Task description: The full set of entries is to be printed exactly, with pictures excluded.

Extracted material:
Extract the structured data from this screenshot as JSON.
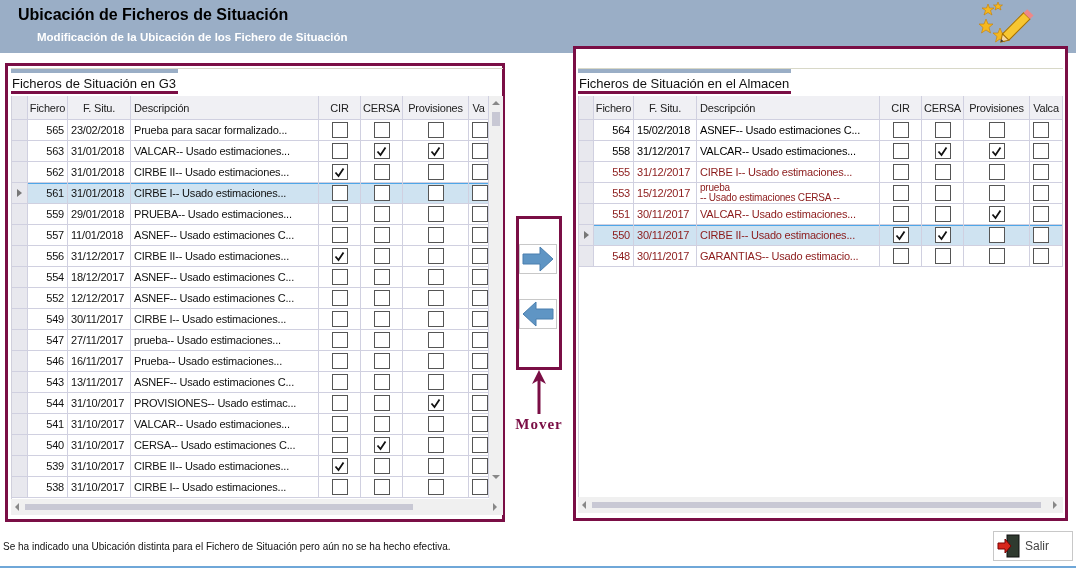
{
  "header": {
    "title": "Ubicación de Ficheros de Situación",
    "subtitle": "Modificación de la Ubicación de los Fichero de Situación"
  },
  "left_panel": {
    "title": "Ficheros de Situación en G3",
    "columns": [
      "Fichero",
      "F. Situ.",
      "Descripción",
      "CIR",
      "CERSA",
      "Provisiones",
      "Va"
    ],
    "rows": [
      {
        "fichero": "565",
        "fecha": "23/02/2018",
        "descripcion": "Prueba para sacar formalizado...",
        "checks": [
          false,
          false,
          false,
          false
        ],
        "selected": false
      },
      {
        "fichero": "563",
        "fecha": "31/01/2018",
        "descripcion": "VALCAR-- Usado estimaciones...",
        "checks": [
          false,
          true,
          true,
          false
        ],
        "selected": false
      },
      {
        "fichero": "562",
        "fecha": "31/01/2018",
        "descripcion": "CIRBE II-- Usado estimaciones...",
        "checks": [
          true,
          false,
          false,
          false
        ],
        "selected": false
      },
      {
        "fichero": "561",
        "fecha": "31/01/2018",
        "descripcion": "CIRBE I-- Usado estimaciones...",
        "checks": [
          false,
          false,
          false,
          false
        ],
        "selected": true
      },
      {
        "fichero": "559",
        "fecha": "29/01/2018",
        "descripcion": "PRUEBA-- Usado estimaciones...",
        "checks": [
          false,
          false,
          false,
          false
        ],
        "selected": false
      },
      {
        "fichero": "557",
        "fecha": "11/01/2018",
        "descripcion": "ASNEF-- Usado estimaciones C...",
        "checks": [
          false,
          false,
          false,
          false
        ],
        "selected": false
      },
      {
        "fichero": "556",
        "fecha": "31/12/2017",
        "descripcion": "CIRBE II-- Usado estimaciones...",
        "checks": [
          true,
          false,
          false,
          false
        ],
        "selected": false
      },
      {
        "fichero": "554",
        "fecha": "18/12/2017",
        "descripcion": "ASNEF-- Usado estimaciones C...",
        "checks": [
          false,
          false,
          false,
          false
        ],
        "selected": false
      },
      {
        "fichero": "552",
        "fecha": "12/12/2017",
        "descripcion": "ASNEF-- Usado estimaciones C...",
        "checks": [
          false,
          false,
          false,
          false
        ],
        "selected": false
      },
      {
        "fichero": "549",
        "fecha": "30/11/2017",
        "descripcion": "CIRBE I-- Usado estimaciones...",
        "checks": [
          false,
          false,
          false,
          false
        ],
        "selected": false
      },
      {
        "fichero": "547",
        "fecha": "27/11/2017",
        "descripcion": "prueba-- Usado estimaciones...",
        "checks": [
          false,
          false,
          false,
          false
        ],
        "selected": false
      },
      {
        "fichero": "546",
        "fecha": "16/11/2017",
        "descripcion": "Prueba-- Usado estimaciones...",
        "checks": [
          false,
          false,
          false,
          false
        ],
        "selected": false
      },
      {
        "fichero": "543",
        "fecha": "13/11/2017",
        "descripcion": "ASNEF-- Usado estimaciones C...",
        "checks": [
          false,
          false,
          false,
          false
        ],
        "selected": false
      },
      {
        "fichero": "544",
        "fecha": "31/10/2017",
        "descripcion": "PROVISIONES-- Usado estimac...",
        "checks": [
          false,
          false,
          true,
          false
        ],
        "selected": false
      },
      {
        "fichero": "541",
        "fecha": "31/10/2017",
        "descripcion": "VALCAR-- Usado estimaciones...",
        "checks": [
          false,
          false,
          false,
          false
        ],
        "selected": false
      },
      {
        "fichero": "540",
        "fecha": "31/10/2017",
        "descripcion": "CERSA-- Usado estimaciones C...",
        "checks": [
          false,
          true,
          false,
          false
        ],
        "selected": false
      },
      {
        "fichero": "539",
        "fecha": "31/10/2017",
        "descripcion": "CIRBE II-- Usado estimaciones...",
        "checks": [
          true,
          false,
          false,
          false
        ],
        "selected": false
      },
      {
        "fichero": "538",
        "fecha": "31/10/2017",
        "descripcion": "CIRBE I-- Usado estimaciones...",
        "checks": [
          false,
          false,
          false,
          false
        ],
        "selected": false
      }
    ]
  },
  "annotation": {
    "label": "Mover"
  },
  "right_panel": {
    "title": "Ficheros de Situación en el Almacen",
    "columns": [
      "Fichero",
      "F. Situ.",
      "Descripción",
      "CIR",
      "CERSA",
      "Provisiones",
      "Valca"
    ],
    "rows": [
      {
        "fichero": "564",
        "fecha": "15/02/2018",
        "descripcion": "ASNEF-- Usado estimaciones C...",
        "checks": [
          false,
          false,
          false,
          false
        ],
        "selected": false,
        "color": "#000000"
      },
      {
        "fichero": "558",
        "fecha": "31/12/2017",
        "descripcion": "VALCAR-- Usado estimaciones...",
        "checks": [
          false,
          true,
          true,
          false
        ],
        "selected": false,
        "color": "#000000"
      },
      {
        "fichero": "555",
        "fecha": "31/12/2017",
        "descripcion": "CIRBE I-- Usado estimaciones...",
        "checks": [
          false,
          false,
          false,
          false
        ],
        "selected": false,
        "color": "#8b1a1a"
      },
      {
        "fichero": "553",
        "fecha": "15/12/2017",
        "descripcion": "prueba\n-- Usado estimaciones CERSA --",
        "checks": [
          false,
          false,
          false,
          false
        ],
        "selected": false,
        "color": "#8b1a1a"
      },
      {
        "fichero": "551",
        "fecha": "30/11/2017",
        "descripcion": "VALCAR-- Usado estimaciones...",
        "checks": [
          false,
          false,
          true,
          false
        ],
        "selected": false,
        "color": "#8b1a1a"
      },
      {
        "fichero": "550",
        "fecha": "30/11/2017",
        "descripcion": "CIRBE II-- Usado estimaciones...",
        "checks": [
          true,
          true,
          false,
          false
        ],
        "selected": true,
        "color": "#8b1a1a"
      },
      {
        "fichero": "548",
        "fecha": "30/11/2017",
        "descripcion": "GARANTIAS-- Usado estimacio...",
        "checks": [
          false,
          false,
          false,
          false
        ],
        "selected": false,
        "color": "#8b1a1a"
      }
    ]
  },
  "status_message": "Se ha indicado una Ubicación distinta para el Fichero de Situación pero aún no se ha hecho efectiva.",
  "exit_button": "Salir"
}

Response:
Extract the structured data from this screenshot as JSON.
{
  "header": {
    "title": "Ubicación de Ficheros de Situación",
    "subtitle": "Modificación de la Ubicación de los Fichero de Situación"
  },
  "left_panel": {
    "title": "Ficheros de Situación en G3",
    "columns": [
      "Fichero",
      "F. Situ.",
      "Descripción",
      "CIR",
      "CERSA",
      "Provisiones",
      "Va"
    ],
    "rows": [
      {
        "fichero": "565",
        "fecha": "23/02/2018",
        "descripcion": "Prueba para sacar formalizado...",
        "checks": [
          false,
          false,
          false,
          false
        ],
        "selected": false
      },
      {
        "fichero": "563",
        "fecha": "31/01/2018",
        "descripcion": "VALCAR-- Usado estimaciones...",
        "checks": [
          false,
          true,
          true,
          false
        ],
        "selected": false
      },
      {
        "fichero": "562",
        "fecha": "31/01/2018",
        "descripcion": "CIRBE II-- Usado estimaciones...",
        "checks": [
          true,
          false,
          false,
          false
        ],
        "selected": false
      },
      {
        "fichero": "561",
        "fecha": "31/01/2018",
        "descripcion": "CIRBE I-- Usado estimaciones...",
        "checks": [
          false,
          false,
          false,
          false
        ],
        "selected": true
      },
      {
        "fichero": "559",
        "fecha": "29/01/2018",
        "descripcion": "PRUEBA-- Usado estimaciones...",
        "checks": [
          false,
          false,
          false,
          false
        ],
        "selected": false
      },
      {
        "fichero": "557",
        "fecha": "11/01/2018",
        "descripcion": "ASNEF-- Usado estimaciones C...",
        "checks": [
          false,
          false,
          false,
          false
        ],
        "selected": false
      },
      {
        "fichero": "556",
        "fecha": "31/12/2017",
        "descripcion": "CIRBE II-- Usado estimaciones...",
        "checks": [
          true,
          false,
          false,
          false
        ],
        "selected": false
      },
      {
        "fichero": "554",
        "fecha": "18/12/2017",
        "descripcion": "ASNEF-- Usado estimaciones C...",
        "checks": [
          false,
          false,
          false,
          false
        ],
        "selected": false
      },
      {
        "fichero": "552",
        "fecha": "12/12/2017",
        "descripcion": "ASNEF-- Usado estimaciones C...",
        "checks": [
          false,
          false,
          false,
          false
        ],
        "selected": false
      },
      {
        "fichero": "549",
        "fecha": "30/11/2017",
        "descripcion": "CIRBE I-- Usado estimaciones...",
        "checks": [
          false,
          false,
          false,
          false
        ],
        "selected": false
      },
      {
        "fichero": "547",
        "fecha": "27/11/2017",
        "descripcion": "prueba-- Usado estimaciones...",
        "checks": [
          false,
          false,
          false,
          false
        ],
        "selected": false
      },
      {
        "fichero": "546",
        "fecha": "16/11/2017",
        "descripcion": "Prueba-- Usado estimaciones...",
        "checks": [
          false,
          false,
          false,
          false
        ],
        "selected": false
      },
      {
        "fichero": "543",
        "fecha": "13/11/2017",
        "descripcion": "ASNEF-- Usado estimaciones C...",
        "checks": [
          false,
          false,
          false,
          false
        ],
        "selected": false
      },
      {
        "fichero": "544",
        "fecha": "31/10/2017",
        "descripcion": "PROVISIONES-- Usado estimac...",
        "checks": [
          false,
          false,
          true,
          false
        ],
        "selected": false
      },
      {
        "fichero": "541",
        "fecha": "31/10/2017",
        "descripcion": "VALCAR-- Usado estimaciones...",
        "checks": [
          false,
          false,
          false,
          false
        ],
        "selected": false
      },
      {
        "fichero": "540",
        "fecha": "31/10/2017",
        "descripcion": "CERSA-- Usado estimaciones C...",
        "checks": [
          false,
          true,
          false,
          false
        ],
        "selected": false
      },
      {
        "fichero": "539",
        "fecha": "31/10/2017",
        "descripcion": "CIRBE II-- Usado estimaciones...",
        "checks": [
          true,
          false,
          false,
          false
        ],
        "selected": false
      },
      {
        "fichero": "538",
        "fecha": "31/10/2017",
        "descripcion": "CIRBE I-- Usado estimaciones...",
        "checks": [
          false,
          false,
          false,
          false
        ],
        "selected": false
      }
    ]
  },
  "annotation": {
    "label": "Mover"
  },
  "right_panel": {
    "title": "Ficheros de Situación en el Almacen",
    "columns": [
      "Fichero",
      "F. Situ.",
      "Descripción",
      "CIR",
      "CERSA",
      "Provisiones",
      "Valca"
    ],
    "rows": [
      {
        "fichero": "564",
        "fecha": "15/02/2018",
        "descripcion": "ASNEF-- Usado estimaciones C...",
        "checks": [
          false,
          false,
          false,
          false
        ],
        "selected": false,
        "color": "#000000"
      },
      {
        "fichero": "558",
        "fecha": "31/12/2017",
        "descripcion": "VALCAR-- Usado estimaciones...",
        "checks": [
          false,
          true,
          true,
          false
        ],
        "selected": false,
        "color": "#000000"
      },
      {
        "fichero": "555",
        "fecha": "31/12/2017",
        "descripcion": "CIRBE I-- Usado estimaciones...",
        "checks": [
          false,
          false,
          false,
          false
        ],
        "selected": false,
        "color": "#8b1a1a"
      },
      {
        "fichero": "553",
        "fecha": "15/12/2017",
        "descripcion": "prueba\n-- Usado estimaciones CERSA --",
        "checks": [
          false,
          false,
          false,
          false
        ],
        "selected": false,
        "color": "#8b1a1a"
      },
      {
        "fichero": "551",
        "fecha": "30/11/2017",
        "descripcion": "VALCAR-- Usado estimaciones...",
        "checks": [
          false,
          false,
          true,
          false
        ],
        "selected": false,
        "color": "#8b1a1a"
      },
      {
        "fichero": "550",
        "fecha": "30/11/2017",
        "descripcion": "CIRBE II-- Usado estimaciones...",
        "checks": [
          true,
          true,
          false,
          false
        ],
        "selected": true,
        "color": "#8b1a1a"
      },
      {
        "fichero": "548",
        "fecha": "30/11/2017",
        "descripcion": "GARANTIAS-- Usado estimacio...",
        "checks": [
          false,
          false,
          false,
          false
        ],
        "selected": false,
        "color": "#8b1a1a"
      }
    ]
  },
  "status_message": "Se ha indicado una Ubicación distinta para el Fichero de Situación pero aún no se ha hecho efectiva.",
  "exit_button": "Salir"
}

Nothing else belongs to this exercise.